The case of ZH (Tanzania) v SSHD (UKSC 2010/0002) was heard by the Supreme Court on 9-10 November. The panel comprised Lord Hope, Lady Hale, Lord Brown, Lord Mance and Lord Kerr.
The principal issues were:
(1) Whether the British citizenship of children to a mother who is removed is a special or decisive factor in the Article 8 ECHR balancing exercise.
(2) Whether the father of the children being practically unlikely to be able to visit them abroad means that his Article 8 rights should prevail over the interest in removal.
The Secretary of State accepted in her Written Case that on the facts, the Asylum and Immigration Tribunal had been wrong to dismiss the Article 8 appeal, and that the Court of Appeal had erred in upholding the Tribunal’s determination. The purpose of the hearing was therefore to give guidance on the issues.

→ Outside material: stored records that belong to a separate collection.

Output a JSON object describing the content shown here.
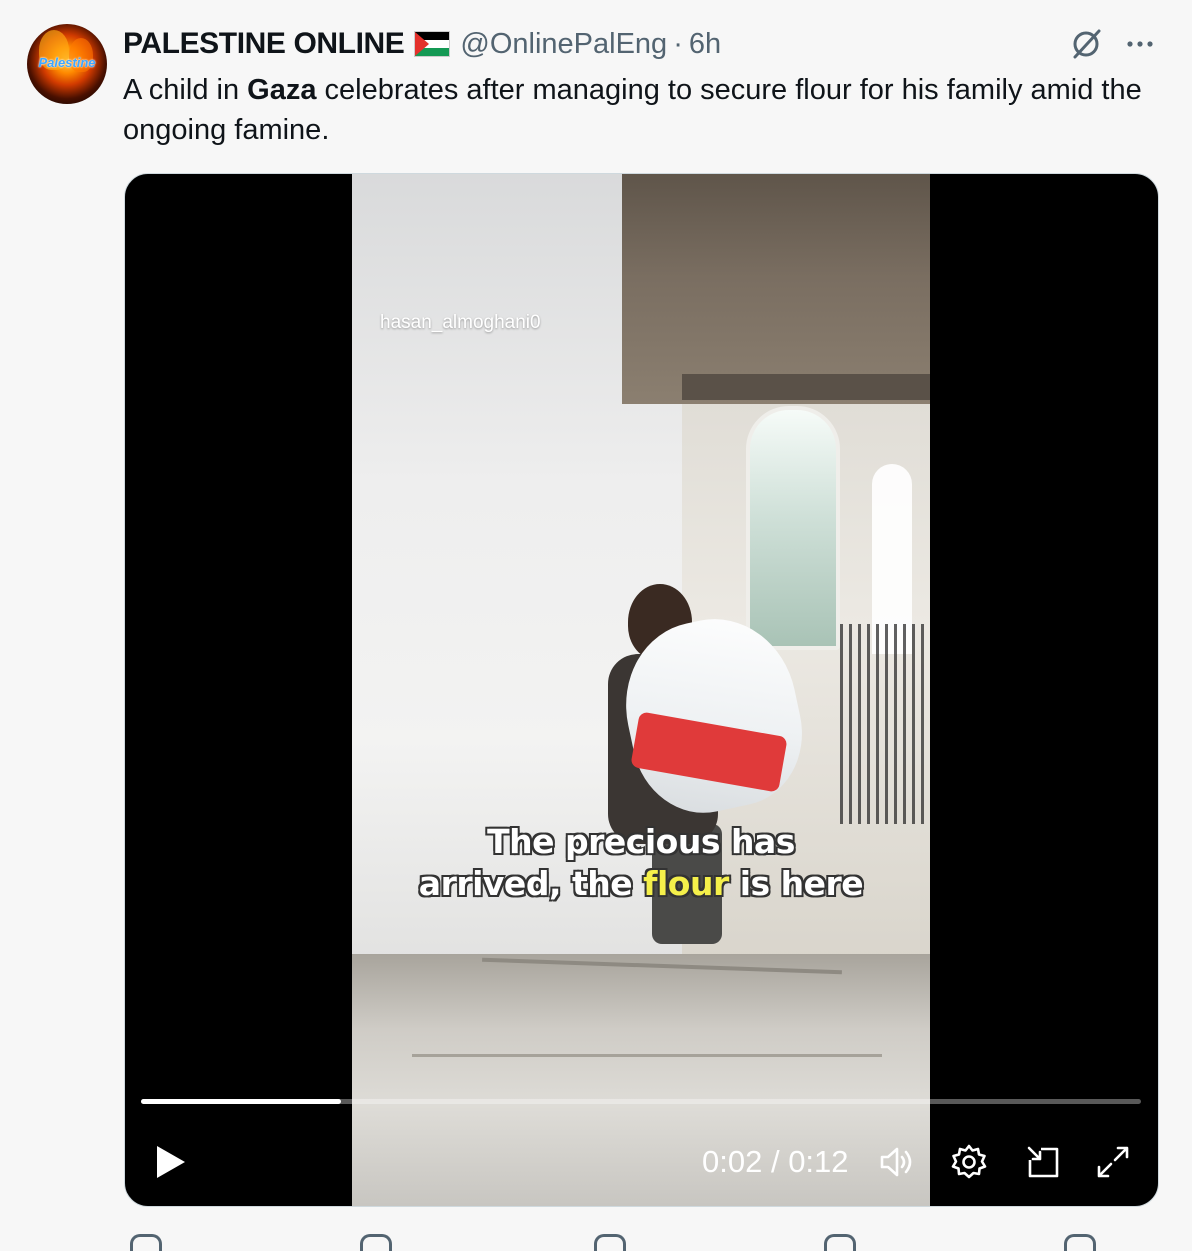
{
  "post": {
    "avatar_text": "Palestine",
    "author_name": "PALESTINE ONLINE",
    "author_flag_icon": "palestine-flag-icon",
    "handle": "@OnlinePalEng",
    "separator": "·",
    "time_ago": "6h",
    "text_before": "A child in ",
    "text_bold": "Gaza",
    "text_after": " celebrates after managing to secure flour for his family amid the ongoing famine.",
    "icons": {
      "grok": "grok-icon",
      "more": "more-icon"
    }
  },
  "video": {
    "watermark": "hasan_almoghani0",
    "caption_line1": "The precious has",
    "caption_line2_a": "arrived, the ",
    "caption_line2_highlight": "flour",
    "caption_line2_b": " is here",
    "highlight_color": "#f5f04a",
    "progress": 0.2,
    "current_time": "0:02",
    "time_separator": " / ",
    "duration": "0:12",
    "controls": [
      "play-icon",
      "volume-icon",
      "settings-icon",
      "pip-icon",
      "fullscreen-icon"
    ]
  }
}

In particular, issue (1) inevitably covered the concept of “the best interests of the child”, how this should be evaluated, and what effect it should have in an immigration context. The arguments ranged across Section 55 of the Borders, Citizenship and Immigration Act 2009, the United Nations Convention on the Rights of the Child, the European Union Charter of Fundamental Rights, various General Comments of the United Nations Human Rights Committee and the United Nations Committee on the Rights of the Child, and judicial decisions such as Chen v SSHD (ECJ) (Case C-200/02),  QB 325, M v State (South African Constitutional Court) (Case CCT 53/06), (2007) 23 BHRC 697, and Neulinger and Shuruk v Switzerland (ECtHR) (GC) (Application No. 41615/07),  28 BHRC 706.

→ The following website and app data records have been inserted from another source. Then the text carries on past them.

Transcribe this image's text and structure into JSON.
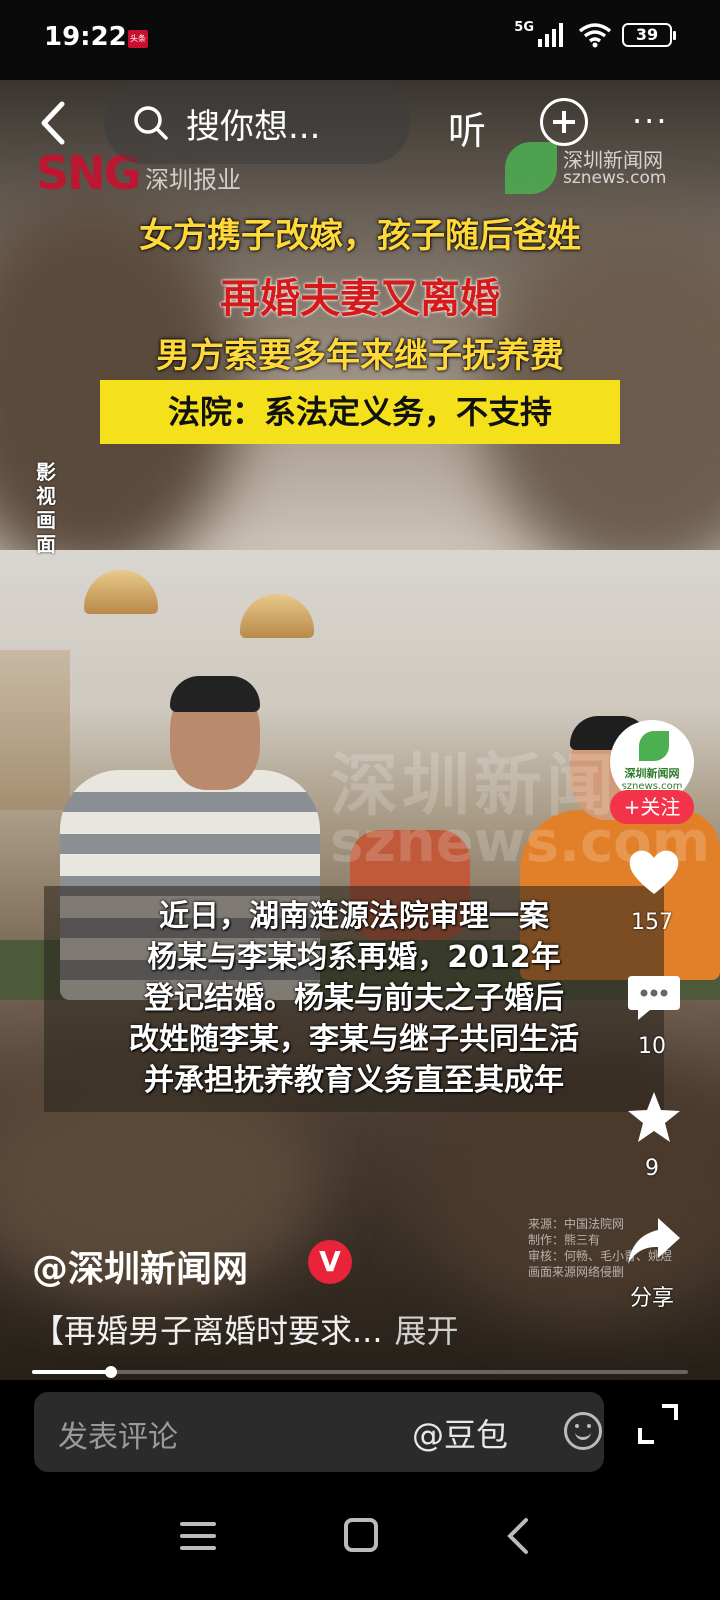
{
  "status": {
    "time": "19:22",
    "notif_label": "头条",
    "network": "5G",
    "battery": "39"
  },
  "header": {
    "search_text": "搜你想...",
    "listen_label": "听",
    "more_label": "···"
  },
  "video": {
    "logo_left": "SNG",
    "logo_left_sub": "深圳报业",
    "logo_right_cn": "深圳新闻网",
    "logo_right_en": "sznews.com",
    "headline_1": "女方携子改嫁，孩子随后爸姓",
    "headline_2": "再婚夫妻又离婚",
    "headline_3": "男方索要多年来继子抚养费",
    "headline_4": "法院：系法定义务，不支持",
    "side_tag": "影视画面",
    "watermark_cn": "深圳新闻网",
    "watermark_en": "sznews.com",
    "subtitles": [
      "近日，湖南涟源法院审理一案",
      "杨某与李某均系再婚，2012年",
      "登记结婚。杨某与前夫之子婚后",
      "改姓随李某，李某与继子共同生活",
      "并承担抚养教育义务直至其成年"
    ],
    "credits": [
      "来源：中国法院网",
      "制作：熊三有",
      "审核：何畅、毛小青、姚煜",
      "画面来源网络侵删"
    ]
  },
  "rail": {
    "avatar_cn": "深圳新闻网",
    "avatar_en": "sznews.com",
    "follow_label": "+关注",
    "like_count": "157",
    "comment_count": "10",
    "favorite_count": "9",
    "share_label": "分享"
  },
  "post": {
    "author": "@深圳新闻网",
    "verified_badge": "V",
    "description": "【再婚男子离婚时要求...",
    "expand_label": "展开",
    "progress": 0.12
  },
  "comment": {
    "placeholder": "发表评论",
    "doubao_label": "@豆包"
  },
  "colors": {
    "accent_red": "#f2334a",
    "headline_yellow": "#ffd83a",
    "headline_red": "#d61a1a",
    "banner_yellow": "#f5e11b"
  }
}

Judgment was reserved.
The Appellant ZH was represented by Manjit S Gill QC and Benjamin Hawkin.